ImageMichelangelo (c. 1508-1512)

Reference drawing for Sistine Chapel's Creation of Man

 

 

Bounding about Brussels

Bounding about Brussels

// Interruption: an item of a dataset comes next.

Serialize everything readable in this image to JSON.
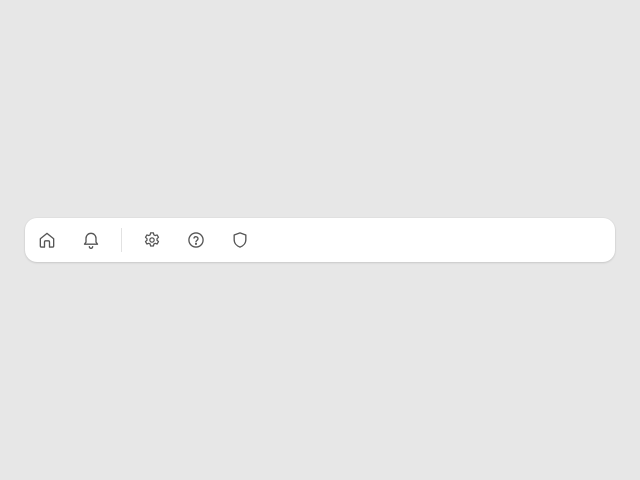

We left Bruges early this morning, arriving in Brussels just around lunchtime. After a quick tour of the city square, we were left free to wander for about two hours. Between a wonderful lunch featuring the best hot chocolate in the world, and the wonderful wandering around the markets and shops surrounding the main square, we were doing quite well. We then visited another amazing museum as a group.

 

Post-museum, we ventured home to London. It was so wonderful to finally be back in the flat. It's funny how homelike this flat has become. I also enjoyed many Skype chats, including ones with Emily (with grandparents and parents and PUG!!!!), Ben and Chris.

 

Brussels was beautiful, so enjoy some pictures below.